Bernie PDF Print E-mail

bernieOn March 24th, 2019 a whole band of Midwest BREW volunteers started a journey to get Bernie from Pennsylvania to Indiana. I live in Illinois and drove about 4 hours to adopt him in Valparaiso, Indiana. I welcomed Bernie into my home that day as a companion for my research beagle, Brienne, who didn't quite know how to be a dog. At the time Bernie was already a senior at age 10, but you couldn't even tell.

Bernie quickly became a momma's boy and followed me wherever I went, always making sure to touch me somehow. He'd prefer to smother your face with his while he laid his whole body on top of yours. He also did his job and taught Brienne how to be a dog. She no longer was fearful of so many everyday things and he even taught her how to jump up onto furniture and howl. Their relationship grew over time and they were usually seen cuddled up next to each other for all their naps. They didn't always play or roughhouse but where one went, usually the other followed.

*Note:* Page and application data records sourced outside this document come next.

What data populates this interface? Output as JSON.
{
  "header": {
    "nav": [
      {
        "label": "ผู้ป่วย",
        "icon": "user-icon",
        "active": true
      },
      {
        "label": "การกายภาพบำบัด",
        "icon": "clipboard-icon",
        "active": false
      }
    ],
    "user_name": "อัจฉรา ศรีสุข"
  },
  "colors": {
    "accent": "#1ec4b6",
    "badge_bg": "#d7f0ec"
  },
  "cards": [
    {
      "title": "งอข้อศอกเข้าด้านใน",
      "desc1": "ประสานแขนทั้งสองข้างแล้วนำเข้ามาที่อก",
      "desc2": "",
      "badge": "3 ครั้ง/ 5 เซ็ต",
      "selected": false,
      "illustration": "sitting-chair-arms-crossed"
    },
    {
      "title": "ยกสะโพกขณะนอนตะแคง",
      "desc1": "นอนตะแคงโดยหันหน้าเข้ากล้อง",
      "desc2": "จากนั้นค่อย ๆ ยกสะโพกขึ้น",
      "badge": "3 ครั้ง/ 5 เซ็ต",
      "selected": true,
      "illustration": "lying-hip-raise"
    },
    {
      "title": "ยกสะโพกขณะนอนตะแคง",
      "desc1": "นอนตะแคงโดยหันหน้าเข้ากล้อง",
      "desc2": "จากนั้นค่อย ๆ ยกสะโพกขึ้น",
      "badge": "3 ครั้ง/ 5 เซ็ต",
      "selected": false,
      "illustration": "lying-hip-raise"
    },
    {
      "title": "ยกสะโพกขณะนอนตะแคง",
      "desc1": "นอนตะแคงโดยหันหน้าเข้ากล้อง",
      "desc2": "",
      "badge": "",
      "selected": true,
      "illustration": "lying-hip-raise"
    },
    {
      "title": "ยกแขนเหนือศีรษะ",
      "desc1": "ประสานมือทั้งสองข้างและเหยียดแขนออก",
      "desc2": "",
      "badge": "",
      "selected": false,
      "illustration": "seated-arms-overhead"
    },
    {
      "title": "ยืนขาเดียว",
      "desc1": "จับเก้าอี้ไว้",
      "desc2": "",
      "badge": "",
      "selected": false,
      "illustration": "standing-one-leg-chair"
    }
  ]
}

Bernie really was my "soul dog". Our relationship was unlike anything I had ever imagined. Bernie wasn't just a dog, he was my best friend and my safe space. It was like we had this unspoken communication, he just understood everything I needed from him. I went through a lot during the time I had him and he was never far when the tears would flow or when I felt like all hope was lost. He would always nudge his nose under my arm, as if to say "peek-a-boo" with some incredibly goofy face and then lick my tears. Or on some days he would just lay with me, but he always had that intuition when I needed him the most.

About a year after adopting Bernie, his health problems began. You could look at Bernie and think nothing was wrong, but there was much more going on under the surface. Bernie's disease was a disease of the mind, our vet and myself (a senior veterinary student) determined after many types of tests and medications that Bernie had Canine Cognitive Dysfunction Syndrome. This disease is basically doggy alzheimers. Watching the disease slowly take its toll on him was painful. Bernie used to love so many people and things, especially my fiance. He was the first man Bernie actually truly loved and cuddled up with. In the end his disease progressed so quickly that he was no longer living a good quality of life and we said goodbye. On October 12th, 2021 Bernie's suffering ended as he crossed the rainbow bridge.

To say I miss him is an understatement. I miss him every single day. Bernie changed my life. He taught me so much about myself and the life I lived. I am so thankful to have had 2.5 years with him and wait for the day that we are reunited again.

Danielle Kolaczewski